Dataset records:
################
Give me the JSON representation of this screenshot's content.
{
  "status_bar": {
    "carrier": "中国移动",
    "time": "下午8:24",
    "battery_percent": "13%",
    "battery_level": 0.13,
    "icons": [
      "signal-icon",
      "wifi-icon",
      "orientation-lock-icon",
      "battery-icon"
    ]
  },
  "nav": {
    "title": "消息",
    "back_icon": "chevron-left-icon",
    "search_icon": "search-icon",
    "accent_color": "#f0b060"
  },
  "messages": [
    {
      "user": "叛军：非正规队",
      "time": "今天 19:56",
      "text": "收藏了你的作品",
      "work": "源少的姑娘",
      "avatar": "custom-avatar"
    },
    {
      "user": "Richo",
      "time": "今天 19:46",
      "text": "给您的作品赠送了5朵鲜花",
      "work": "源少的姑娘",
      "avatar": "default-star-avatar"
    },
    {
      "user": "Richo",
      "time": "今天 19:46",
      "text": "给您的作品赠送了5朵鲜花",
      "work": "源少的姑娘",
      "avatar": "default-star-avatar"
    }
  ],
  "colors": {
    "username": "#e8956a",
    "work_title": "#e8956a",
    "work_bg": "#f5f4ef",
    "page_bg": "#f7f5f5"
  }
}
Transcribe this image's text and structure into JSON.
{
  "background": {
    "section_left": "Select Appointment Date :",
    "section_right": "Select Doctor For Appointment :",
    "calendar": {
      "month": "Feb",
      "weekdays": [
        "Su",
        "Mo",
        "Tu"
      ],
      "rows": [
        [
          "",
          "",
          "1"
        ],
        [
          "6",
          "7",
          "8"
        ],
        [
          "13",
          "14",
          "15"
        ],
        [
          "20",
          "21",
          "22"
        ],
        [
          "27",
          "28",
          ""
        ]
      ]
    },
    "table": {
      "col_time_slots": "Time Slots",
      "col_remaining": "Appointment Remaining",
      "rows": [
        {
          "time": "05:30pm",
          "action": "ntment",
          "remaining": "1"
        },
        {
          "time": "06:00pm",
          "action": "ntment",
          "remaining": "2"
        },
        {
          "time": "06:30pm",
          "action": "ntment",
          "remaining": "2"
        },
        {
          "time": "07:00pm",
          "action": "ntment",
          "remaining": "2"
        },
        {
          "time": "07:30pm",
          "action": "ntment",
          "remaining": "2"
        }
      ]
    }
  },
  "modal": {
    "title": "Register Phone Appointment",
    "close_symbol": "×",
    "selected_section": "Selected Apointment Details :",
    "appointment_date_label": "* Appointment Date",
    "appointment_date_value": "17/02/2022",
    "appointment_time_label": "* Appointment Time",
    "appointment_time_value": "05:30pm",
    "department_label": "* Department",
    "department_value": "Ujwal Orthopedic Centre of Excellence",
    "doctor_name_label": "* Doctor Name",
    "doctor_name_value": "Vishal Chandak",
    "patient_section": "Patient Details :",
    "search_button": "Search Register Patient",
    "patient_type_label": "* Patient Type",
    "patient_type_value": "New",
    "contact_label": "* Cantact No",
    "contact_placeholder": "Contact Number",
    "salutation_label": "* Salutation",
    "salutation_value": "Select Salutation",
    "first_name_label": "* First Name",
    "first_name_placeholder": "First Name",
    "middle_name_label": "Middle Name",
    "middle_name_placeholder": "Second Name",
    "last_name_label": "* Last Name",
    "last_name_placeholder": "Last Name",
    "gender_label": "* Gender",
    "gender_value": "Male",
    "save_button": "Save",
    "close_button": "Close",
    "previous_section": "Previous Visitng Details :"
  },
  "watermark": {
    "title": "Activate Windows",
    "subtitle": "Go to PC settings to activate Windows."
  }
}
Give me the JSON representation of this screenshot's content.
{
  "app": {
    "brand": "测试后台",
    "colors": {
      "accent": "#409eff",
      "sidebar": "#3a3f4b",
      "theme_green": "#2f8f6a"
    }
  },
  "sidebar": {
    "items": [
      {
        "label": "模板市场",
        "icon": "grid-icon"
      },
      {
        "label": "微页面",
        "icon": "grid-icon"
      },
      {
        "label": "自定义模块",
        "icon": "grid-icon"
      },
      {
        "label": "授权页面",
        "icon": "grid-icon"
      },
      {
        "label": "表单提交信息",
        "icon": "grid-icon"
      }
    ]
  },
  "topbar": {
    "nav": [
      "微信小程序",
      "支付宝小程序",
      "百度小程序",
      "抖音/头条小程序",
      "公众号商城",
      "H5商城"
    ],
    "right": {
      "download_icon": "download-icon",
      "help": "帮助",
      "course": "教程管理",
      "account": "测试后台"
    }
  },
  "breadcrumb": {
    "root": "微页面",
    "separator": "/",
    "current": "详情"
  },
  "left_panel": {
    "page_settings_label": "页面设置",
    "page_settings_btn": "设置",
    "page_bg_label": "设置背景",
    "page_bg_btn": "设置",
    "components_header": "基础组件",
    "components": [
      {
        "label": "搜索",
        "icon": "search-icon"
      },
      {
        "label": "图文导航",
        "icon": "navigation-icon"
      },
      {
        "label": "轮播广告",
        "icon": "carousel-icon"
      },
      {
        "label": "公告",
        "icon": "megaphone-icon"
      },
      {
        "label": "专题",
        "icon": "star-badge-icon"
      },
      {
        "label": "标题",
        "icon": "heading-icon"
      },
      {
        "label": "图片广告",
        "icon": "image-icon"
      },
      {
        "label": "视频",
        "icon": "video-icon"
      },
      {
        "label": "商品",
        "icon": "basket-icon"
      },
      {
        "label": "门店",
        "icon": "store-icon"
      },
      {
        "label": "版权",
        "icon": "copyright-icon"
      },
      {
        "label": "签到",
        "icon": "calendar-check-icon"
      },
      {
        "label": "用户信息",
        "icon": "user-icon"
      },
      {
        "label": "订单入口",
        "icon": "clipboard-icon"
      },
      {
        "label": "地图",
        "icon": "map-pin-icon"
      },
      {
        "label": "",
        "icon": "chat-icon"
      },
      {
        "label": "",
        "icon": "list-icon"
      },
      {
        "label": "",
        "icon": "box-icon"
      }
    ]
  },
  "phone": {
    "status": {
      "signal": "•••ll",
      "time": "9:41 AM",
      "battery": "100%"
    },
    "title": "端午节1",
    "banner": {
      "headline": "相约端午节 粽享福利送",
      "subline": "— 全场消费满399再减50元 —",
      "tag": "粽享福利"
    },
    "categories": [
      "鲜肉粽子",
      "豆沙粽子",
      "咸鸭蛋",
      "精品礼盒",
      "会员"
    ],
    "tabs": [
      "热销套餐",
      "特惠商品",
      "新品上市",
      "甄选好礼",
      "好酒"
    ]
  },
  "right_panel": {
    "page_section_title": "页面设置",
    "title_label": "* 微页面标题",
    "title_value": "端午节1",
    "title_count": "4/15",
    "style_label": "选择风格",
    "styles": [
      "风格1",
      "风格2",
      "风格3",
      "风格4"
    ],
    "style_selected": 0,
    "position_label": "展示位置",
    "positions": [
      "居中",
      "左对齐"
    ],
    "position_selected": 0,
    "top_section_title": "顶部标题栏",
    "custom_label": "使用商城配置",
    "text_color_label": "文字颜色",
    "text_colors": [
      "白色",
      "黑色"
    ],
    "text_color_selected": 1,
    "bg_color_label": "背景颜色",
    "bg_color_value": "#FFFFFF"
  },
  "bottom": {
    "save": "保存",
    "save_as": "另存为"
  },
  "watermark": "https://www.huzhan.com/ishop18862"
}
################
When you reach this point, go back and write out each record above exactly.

◆ **Problem solution**
Give me the JSON representation of this screenshot's content.
{
  "status_bar": {
    "carrier": "中国移动",
    "time": "下午8:24",
    "battery_percent": "13%",
    "battery_level": 0.13,
    "icons": [
      "signal-icon",
      "wifi-icon",
      "orientation-lock-icon",
      "battery-icon"
    ]
  },
  "nav": {
    "title": "消息",
    "back_icon": "chevron-left-icon",
    "search_icon": "search-icon",
    "accent_color": "#f0b060"
  },
  "messages": [
    {
      "user": "叛军：非正规队",
      "time": "今天 19:56",
      "text": "收藏了你的作品",
      "work": "源少的姑娘",
      "avatar": "custom-avatar"
    },
    {
      "user": "Richo",
      "time": "今天 19:46",
      "text": "给您的作品赠送了5朵鲜花",
      "work": "源少的姑娘",
      "avatar": "default-star-avatar"
    },
    {
      "user": "Richo",
      "time": "今天 19:46",
      "text": "给您的作品赠送了5朵鲜花",
      "work": "源少的姑娘",
      "avatar": "default-star-avatar"
    }
  ],
  "colors": {
    "username": "#e8956a",
    "work_title": "#e8956a",
    "work_bg": "#f5f4ef",
    "page_bg": "#f7f5f5"
  }
}
Transcribe this image's text and structure into JSON.
{
  "background": {
    "section_left": "Select Appointment Date :",
    "section_right": "Select Doctor For Appointment :",
    "calendar": {
      "month": "Feb",
      "weekdays": [
        "Su",
        "Mo",
        "Tu"
      ],
      "rows": [
        [
          "",
          "",
          "1"
        ],
        [
          "6",
          "7",
          "8"
        ],
        [
          "13",
          "14",
          "15"
        ],
        [
          "20",
          "21",
          "22"
        ],
        [
          "27",
          "28",
          ""
        ]
      ]
    },
    "table": {
      "col_time_slots": "Time Slots",
      "col_remaining": "Appointment Remaining",
      "rows": [
        {
          "time": "05:30pm",
          "action": "ntment",
          "remaining": "1"
        },
        {
          "time": "06:00pm",
          "action": "ntment",
          "remaining": "2"
        },
        {
          "time": "06:30pm",
          "action": "ntment",
          "remaining": "2"
        },
        {
          "time": "07:00pm",
          "action": "ntment",
          "remaining": "2"
        },
        {
          "time": "07:30pm",
          "action": "ntment",
          "remaining": "2"
        }
      ]
    }
  },
  "modal": {
    "title": "Register Phone Appointment",
    "close_symbol": "×",
    "selected_section": "Selected Apointment Details :",
    "appointment_date_label": "* Appointment Date",
    "appointment_date_value": "17/02/2022",
    "appointment_time_label": "* Appointment Time",
    "appointment_time_value": "05:30pm",
    "department_label": "* Department",
    "department_value": "Ujwal Orthopedic Centre of Excellence",
    "doctor_name_label": "* Doctor Name",
    "doctor_name_value": "Vishal Chandak",
    "patient_section": "Patient Details :",
    "search_button": "Search Register Patient",
    "patient_type_label": "* Patient Type",
    "patient_type_value": "New",
    "contact_label": "* Cantact No",
    "contact_placeholder": "Contact Number",
    "salutation_label": "* Salutation",
    "salutation_value": "Select Salutation",
    "first_name_label": "* First Name",
    "first_name_placeholder": "First Name",
    "middle_name_label": "Middle Name",
    "middle_name_placeholder": "Second Name",
    "last_name_label": "* Last Name",
    "last_name_placeholder": "Last Name",
    "gender_label": "* Gender",
    "gender_value": "Male",
    "save_button": "Save",
    "close_button": "Close",
    "previous_section": "Previous Visitng Details :"
  },
  "watermark": {
    "title": "Activate Windows",
    "subtitle": "Go to PC settings to activate Windows."
  }
}
Give me the JSON representation of this screenshot's content.
{
  "app": {
    "brand": "测试后台",
    "colors": {
      "accent": "#409eff",
      "sidebar": "#3a3f4b",
      "theme_green": "#2f8f6a"
    }
  },
  "sidebar": {
    "items": [
      {
        "label": "模板市场",
        "icon": "grid-icon"
      },
      {
        "label": "微页面",
        "icon": "grid-icon"
      },
      {
        "label": "自定义模块",
        "icon": "grid-icon"
      },
      {
        "label": "授权页面",
        "icon": "grid-icon"
      },
      {
        "label": "表单提交信息",
        "icon": "grid-icon"
      }
    ]
  },
  "topbar": {
    "nav": [
      "微信小程序",
      "支付宝小程序",
      "百度小程序",
      "抖音/头条小程序",
      "公众号商城",
      "H5商城"
    ],
    "right": {
      "download_icon": "download-icon",
      "help": "帮助",
      "course": "教程管理",
      "account": "测试后台"
    }
  },
  "breadcrumb": {
    "root": "微页面",
    "separator": "/",
    "current": "详情"
  },
  "left_panel": {
    "page_settings_label": "页面设置",
    "page_settings_btn": "设置",
    "page_bg_label": "设置背景",
    "page_bg_btn": "设置",
    "components_header": "基础组件",
    "components": [
      {
        "label": "搜索",
        "icon": "search-icon"
      },
      {
        "label": "图文导航",
        "icon": "navigation-icon"
      },
      {
        "label": "轮播广告",
        "icon": "carousel-icon"
      },
      {
        "label": "公告",
        "icon": "megaphone-icon"
      },
      {
        "label": "专题",
        "icon": "star-badge-icon"
      },
      {
        "label": "标题",
        "icon": "heading-icon"
      },
      {
        "label": "图片广告",
        "icon": "image-icon"
      },
      {
        "label": "视频",
        "icon": "video-icon"
      },
      {
        "label": "商品",
        "icon": "basket-icon"
      },
      {
        "label": "门店",
        "icon": "store-icon"
      },
      {
        "label": "版权",
        "icon": "copyright-icon"
      },
      {
        "label": "签到",
        "icon": "calendar-check-icon"
      },
      {
        "label": "用户信息",
        "icon": "user-icon"
      },
      {
        "label": "订单入口",
        "icon": "clipboard-icon"
      },
      {
        "label": "地图",
        "icon": "map-pin-icon"
      },
      {
        "label": "",
        "icon": "chat-icon"
      },
      {
        "label": "",
        "icon": "list-icon"
      },
      {
        "label": "",
        "icon": "box-icon"
      }
    ]
  },
  "phone": {
    "status": {
      "signal": "•••ll",
      "time": "9:41 AM",
      "battery": "100%"
    },
    "title": "端午节1",
    "banner": {
      "headline": "相约端午节 粽享福利送",
      "subline": "— 全场消费满399再减50元 —",
      "tag": "粽享福利"
    },
    "categories": [
      "鲜肉粽子",
      "豆沙粽子",
      "咸鸭蛋",
      "精品礼盒",
      "会员"
    ],
    "tabs": [
      "热销套餐",
      "特惠商品",
      "新品上市",
      "甄选好礼",
      "好酒"
    ]
  },
  "right_panel": {
    "page_section_title": "页面设置",
    "title_label": "* 微页面标题",
    "title_value": "端午节1",
    "title_count": "4/15",
    "style_label": "选择风格",
    "styles": [
      "风格1",
      "风格2",
      "风格3",
      "风格4"
    ],
    "style_selected": 0,
    "position_label": "展示位置",
    "positions": [
      "居中",
      "左对齐"
    ],
    "position_selected": 0,
    "top_section_title": "顶部标题栏",
    "custom_label": "使用商城配置",
    "text_color_label": "文字颜色",
    "text_colors": [
      "白色",
      "黑色"
    ],
    "text_color_selected": 1,
    "bg_color_label": "背景颜色",
    "bg_color_value": "#FFFFFF"
  },
  "bottom": {
    "save": "保存",
    "save_as": "另存为"
  },
  "watermark": "https://www.huzhan.com/ishop18862"
}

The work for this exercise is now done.